Covid-19 curve flattening, but let's not rejoice early – Uhuru

President Uhuru Kenyatta has today asked Kenyans against premature celebrations as the number of positive Covid-19 cases take a nosedive.

He was speaking at a virtual pandemic response summit to discuss the State’s post-virus recovery plan.

The day-long County Governments Covid-19 Virtual Conference comes as the country continues to take stock of the devastation wrought by the pandemic and the responses so far.

"The good news is that in the middle of this crisis, the curve is beginning to flatten. However, we must not celebrate this happy moment too soon but rather celebrate it with a great deal of caution," said President Uhuru.

He asked all stakeholders at the helm of the fight with Covid-19 to shift their focus to strategies that predict how to deal with the pandemic.

"If indeed we are to shift our response from tactic to strategic intervention, we must do a simulation of how this will work. A shift from symptomatic response of Covid-19 to structural response under universal health coverage must be well thought out," he said.

The president challenged the leaders to think about how the response might have an impact on areas such as the environment and how it compared to what others around the world are doing.

"Is there something we could have done better and are there lessons we could carry with this to the strategic phase of this war?" he posed.

Uhuru said he hoped the conference could shed light on how to promote preventative medicine over symptomatic care which is used in the country.

"This conference of leaders, experts and stakeholders should use pre-mortem analysis to guide us on how to use positive resilience out of the Covid experience. We must use this experience and lesson learnt to build much better and creating a society much capable of absorbing shock and emerging on top."
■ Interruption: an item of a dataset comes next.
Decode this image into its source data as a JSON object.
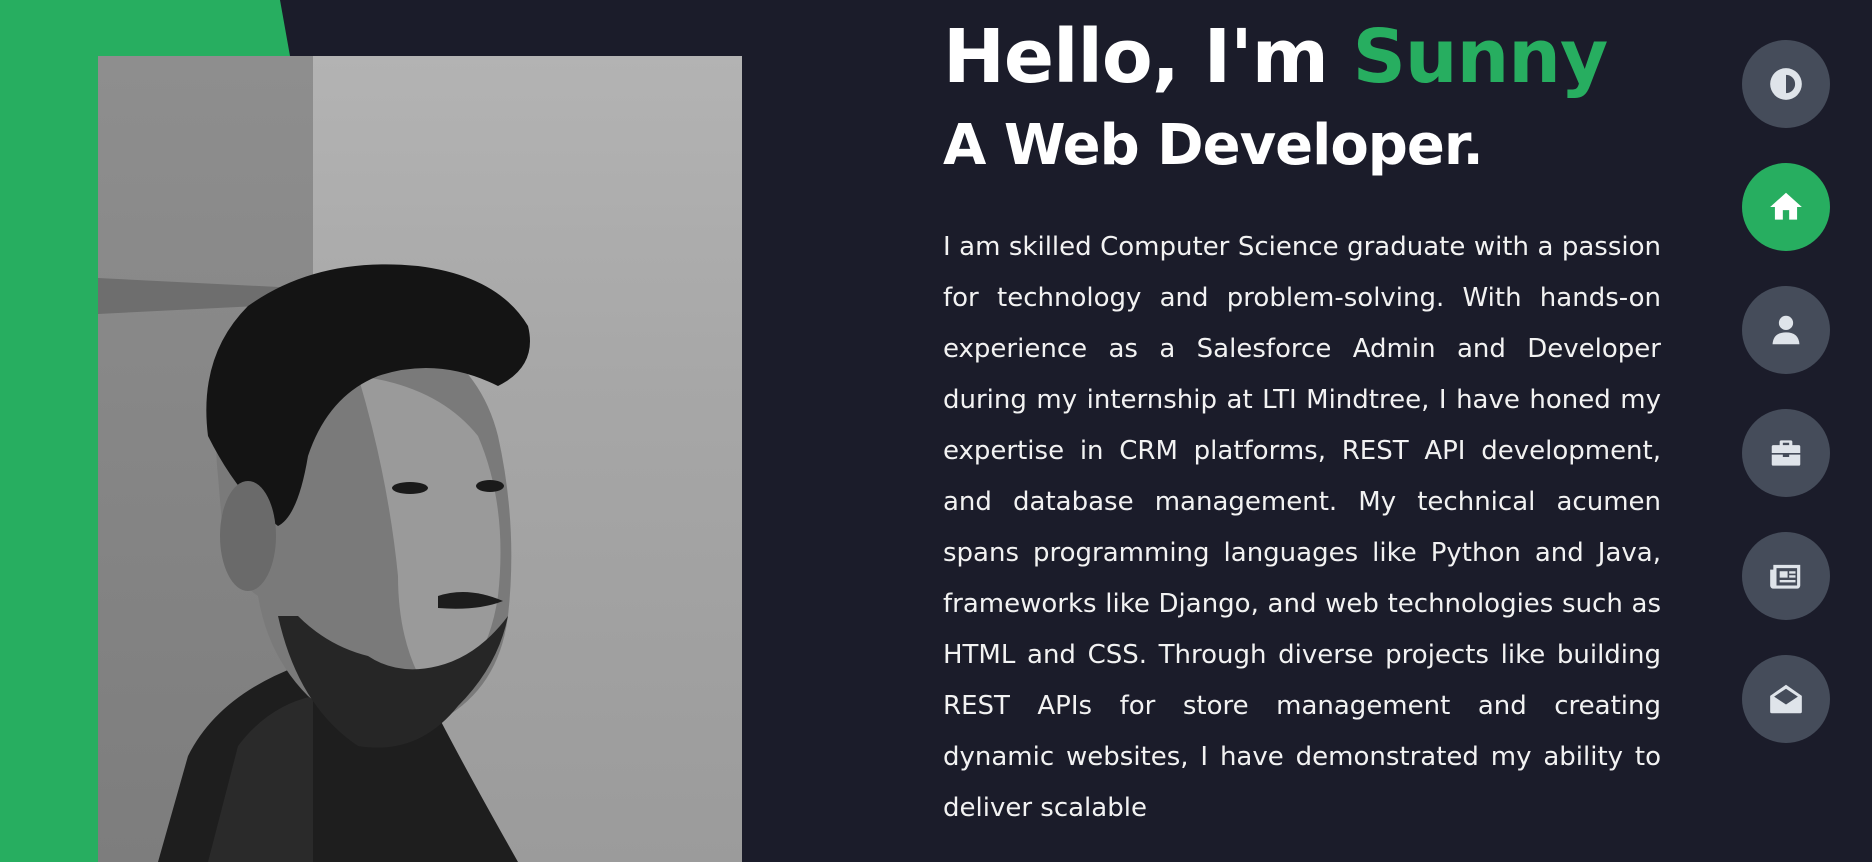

With 33,016 positive Covid-19 cases in the country and 564 deaths as at yesterday, Health Cabinet Secretary Mutahi Kagwe has expressed optimism that the country has come a long way in dealing with the pandemic.

"Let’s never forget where we were when this pandemic started, we had eight beds in the whole country. Today, virtually each county has got a higher capacity than the entire country had when we began this,” said CS Kagwe.

Devolution Cabinet Secretary Eugene Wamalwa also advised Kenya to take this pandemic as a learning opportunity to deal with future disasters.

The CS who recounted how Kenya has dealt with a famine, floods and later a locust invasion, noted the country should be ready to plan for disasters.

"We urge the counties to learn from the experience we’ve had during this trying period. Set aside enough emergency funds as we’ve always talked about so that we are better prepared for future pandemics," said CS Wamalwa.

With the coronavirus infection rate at eight per cent, President Uhuru Kenyatta has asked Kenyans to grow as a society capable of absorbing shock, emerging on-top and be a society that unites when called upon to do so in the face of monumental challenges.

"I challenge all of us to reflect on how we can position our country to emerge stronger and more responsive state from the current pandemic," he said.